A week passed and we learned the devastating news. Jim had progressed to stage 4 PC as the spots on the liver indicated the cancer had metastasized. This meant that surgery was no longer an option. Jim was given 6 months to live if he opted out of chemo and perhaps a year if he took the chemo. We were devastated. I broke down. I felt so powerless. I could no longer pretend to be strong.
After a short discussion, we opted for Jim to have the chemo. On his next appointment, however, the doctor shared that he had developed an infection where they had put stints in to alleviate the jaundice back during the first procedures. That meant having to wait 2 weeks until the chemo could begin, as they could not put Jim through this with an infection. They did decide to proceed with inserting what they called a mediport though in readiness for the chemo.
A day after the mediport was surgically implanted Jim began not feeling well. Within days things escalated and he was sweating profusely. I insisted upon taking him to the hospital. Jim's heart rate was steady at 170 to 180 beats per minute. That is equated to someone running as hard as they could on a treadmill and never stopping.
Jim's health declined from there. Soon he was confused and we began our experience with palliative care doctors and Hospice. I lost my dear Jim on December 14, 2014 when he died at home. His two children were with me and we held his hand as he slipped away.
Do you feel like the last part of this essay has an abrupt ending? That is how we felt as we went through this devastating time period.

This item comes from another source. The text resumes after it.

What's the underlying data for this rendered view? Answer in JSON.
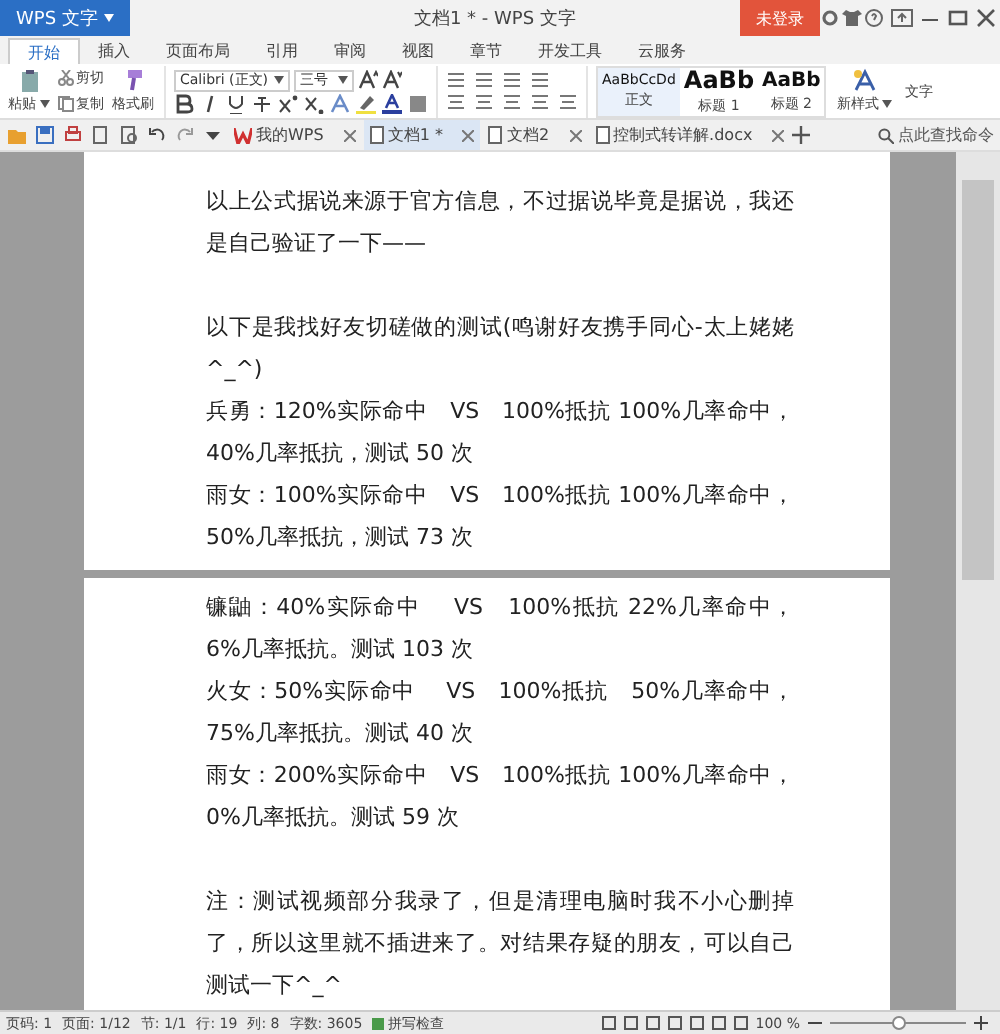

It went fast and had an abrupt ending.
The world lost a good man. He was selfless and so aware of others. We must find a cure for this terrible disease.